If there's anything unbelievable about the book, it's the competence of some of the humans fighting her. But people _do_ rise to the occasion sometimes.
Excellent book. It was first published in 1996 (it holds up very well) and I've re-read it several times since then.
Gwendolyn Ingolfsson is an absolute masterpiece of a Guilty Pleasures Literary Creation.
Gwen is a human-descended member of the Draka master race, a genetically modified uber-woman who accidentally gets transported from her Earth (year 2442) into an alternate universe Earth much more like our own, circa 1995. She looks around and quickly determines the natives are not doing a very good job running their planet.
She decides to take over.
Trouble quickly ensues.
As soon as she figures out the local culture, she starts building up her power base in the Bahamas, in the best tradition of the evil-genius James Bond arch-villain. US intelligence is getting nervous about her technological capabilities, so they send a couple of NSA heavies down to Nassau to lean on her.
She invites them to lunch, and says:
`You can be fairly certain I'm not working for Jihad al Moghrebi' she pointed out gently. `And besides, isn't that mostly the Europeans' worry?'
[She thinks to herself] ...Her human ancestors had mostly ground Islam out of existence (four centuries ago). That it was allowed to flourish here was another sign of anarchic disorder. It was a wonder this bunch hadn't wiped themselves out long ago.
Yes, yes, I know...we are all supposed to agree that the Draka are bad guys, real hard core black hats and all , but still, I mean really...on the other hand, maybe that's just the pheromones talking...
Her Dreadful Perfectness aside, `Drakon' has several other great things going for it-
-Reading this book is just a lot of fun. It is a fast-paced page turner of a sci-fi thriller.
-It forces us to consider the implications of advances in biotechnology - for instance, even if we are lucky enough never to be invaded by psychopathic superbeings from an alternate universe, we are likely to have enhanced humans or cyborgs in our midst soon, and that, regardless of whether their powers derive from genetic modifications or bio-mechanical extensions, they are likely to be quite difficult to live with, but...
...even so, being ruled by them could be a better alternative than continuing on our current trajectory, which seems to be moving us rapidly towards either ecological catastrophe or a Weapons of Mass Destruction Ragnarok.
-And for connoisseurs of this author, there is a fun little tidbit of artistic-creation-in-embryo on display. At the top of page 100 in the paperback version, you can catch a first glimpse of the character who would eventually become Juniper McKenzie, of Emberverse renown, in the guise of an FBI agent named Claire Finch.
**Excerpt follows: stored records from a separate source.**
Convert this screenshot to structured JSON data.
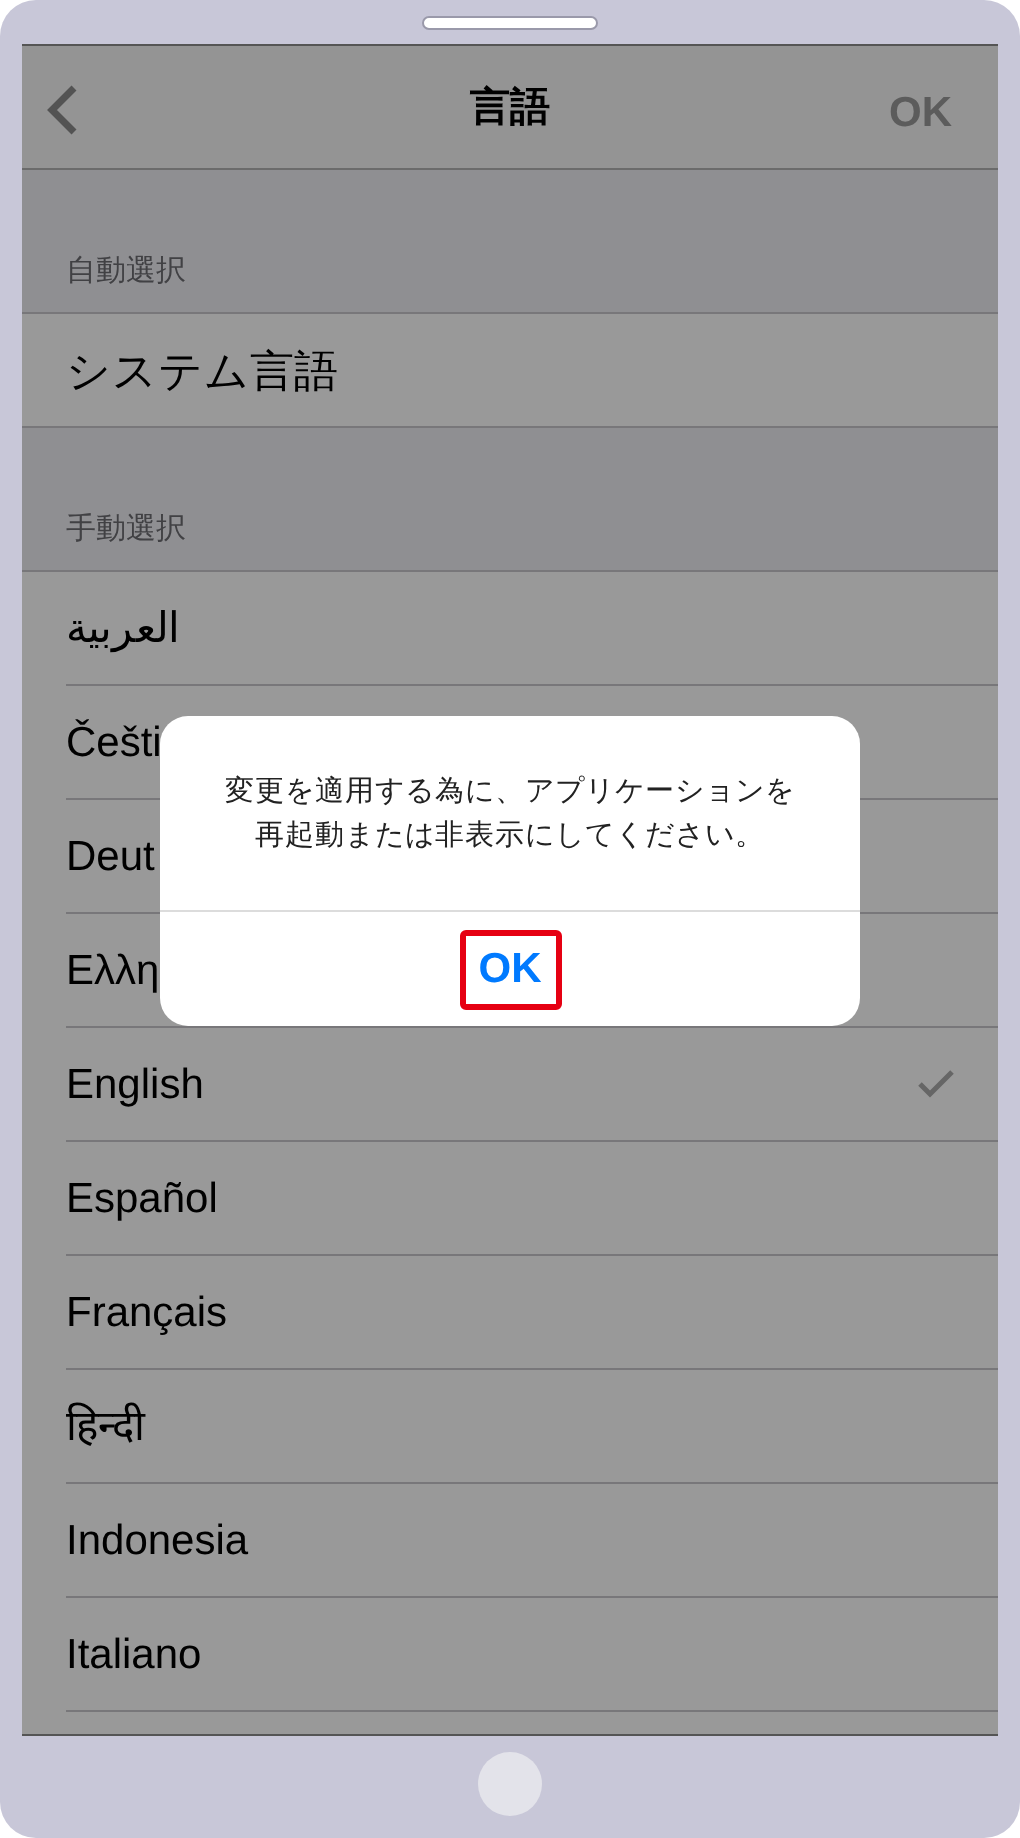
{
  "nav_bar": {
    "title": "言語",
    "done_button": "OK"
  },
  "sections": [
    {
      "header": "自動選択",
      "rows": [
        {
          "label": "システム言語",
          "selected": false
        }
      ]
    },
    {
      "header": "手動選択",
      "rows": [
        {
          "label": "العربية",
          "selected": false
        },
        {
          "label": "Češti",
          "selected": false
        },
        {
          "label": "Deut",
          "selected": false
        },
        {
          "label": "Ελλη",
          "selected": false
        },
        {
          "label": "English",
          "selected": true
        },
        {
          "label": "Español",
          "selected": false
        },
        {
          "label": "Français",
          "selected": false
        },
        {
          "label": "हिन्दी",
          "selected": false
        },
        {
          "label": "Indonesia",
          "selected": false
        },
        {
          "label": "Italiano",
          "selected": false
        }
      ]
    }
  ],
  "alert": {
    "message_lines": [
      "変更を適用する為に、アプリケーションを",
      "再起動または非表示にしてください。"
    ],
    "button": "OK"
  }
}
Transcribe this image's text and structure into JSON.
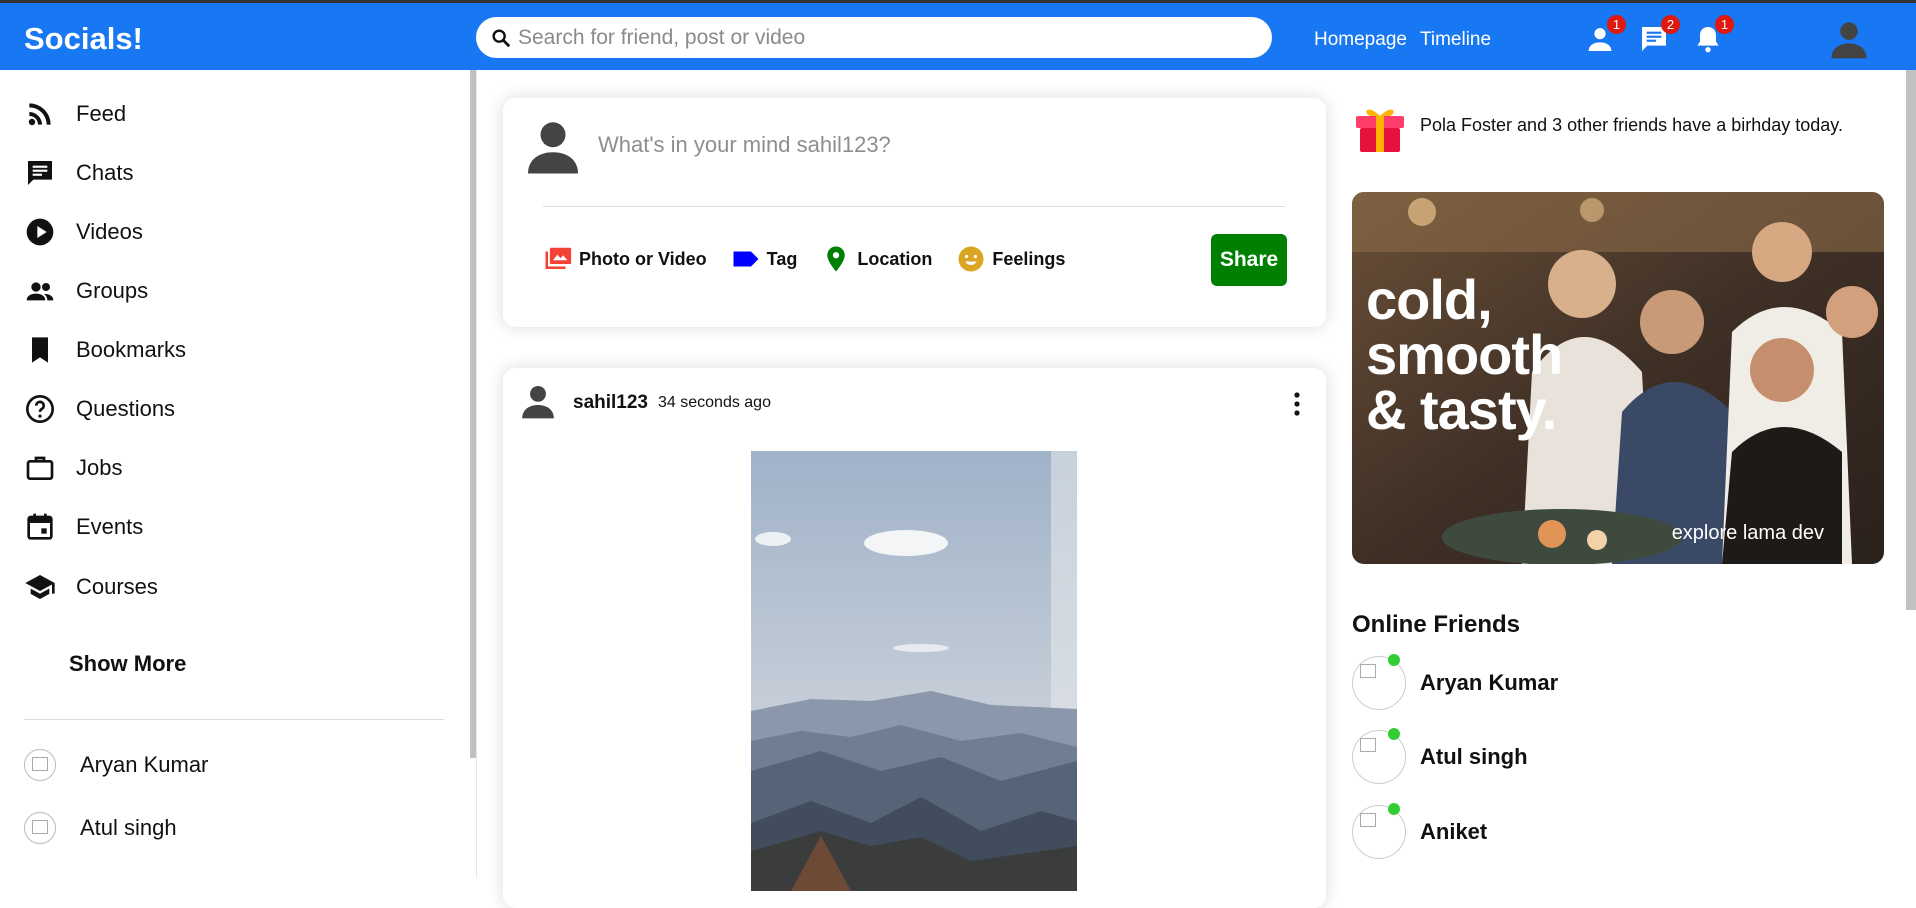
{
  "app": {
    "title": "Socials!"
  },
  "header": {
    "search_placeholder": "Search for friend, post or video",
    "links": [
      "Homepage",
      "Timeline"
    ],
    "badges": {
      "friends": "1",
      "messages": "2",
      "notifications": "1"
    },
    "accent": "#1877f2"
  },
  "sidebar": {
    "items": [
      {
        "label": "Feed",
        "icon": "rss-feed-icon"
      },
      {
        "label": "Chats",
        "icon": "chat-icon"
      },
      {
        "label": "Videos",
        "icon": "play-circle-icon"
      },
      {
        "label": "Groups",
        "icon": "group-icon"
      },
      {
        "label": "Bookmarks",
        "icon": "bookmark-icon"
      },
      {
        "label": "Questions",
        "icon": "help-outline-icon"
      },
      {
        "label": "Jobs",
        "icon": "work-outline-icon"
      },
      {
        "label": "Events",
        "icon": "event-icon"
      },
      {
        "label": "Courses",
        "icon": "school-icon"
      }
    ],
    "show_more": "Show More",
    "friends": [
      "Aryan Kumar",
      "Atul singh"
    ]
  },
  "share": {
    "prompt": "What's in your mind sahil123?",
    "options": [
      {
        "label": "Photo or Video",
        "icon": "perm-media-icon",
        "color": "#f44336"
      },
      {
        "label": "Tag",
        "icon": "label-icon",
        "color": "#0000ff"
      },
      {
        "label": "Location",
        "icon": "room-icon",
        "color": "#008000"
      },
      {
        "label": "Feelings",
        "icon": "emoji-emotions-icon",
        "color": "#daa520"
      }
    ],
    "button": "Share",
    "button_color": "#008000"
  },
  "post": {
    "username": "sahil123",
    "time": "34 seconds ago"
  },
  "rightbar": {
    "birthday": {
      "name": "Pola Foster",
      "mid": " and ",
      "others": "3 other friends",
      "tail": " have a birhday today."
    },
    "ad": {
      "headline_1": "cold,",
      "headline_2": "smooth",
      "headline_3": "& tasty.",
      "tagline": "explore lama dev"
    },
    "online_title": "Online Friends",
    "online": [
      "Aryan Kumar",
      "Atul singh",
      "Aniket"
    ],
    "online_color": "#32cd32"
  }
}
-Also, `Drakon' actually could become a movie. It is that good.
(and if it does, they would have to cast someone who could pull off the role of a semi-human predatory feline, one with superwoman and supervillain stamped into her DNA. Who could growl. How about Kristanna Loken?)
Steven Michael Stirling has written some great stories over the course of his career, and `Drakon' has to be one of his best efforts ever- if you haven't already, go out and get it today!
Definitely worth the read after finishing the original trilogy first which lays the ground work you need to hold the Drakon contents in perspective.
In a general sense it resembles Terminator and
The human from Samothrace trying to stop the Draka is almost as well fleshed out as the police trying to find this mass murderer, which is rare. The Draka is surprisingly well developed with views of its personal life, motivations, values - before toward the end becoming a caricature of an animal hunter, as well as essentially telepathic. Suspension of belief is necessary to accept the ending of the book, which detracts from an otherwise well thought out, well paced book.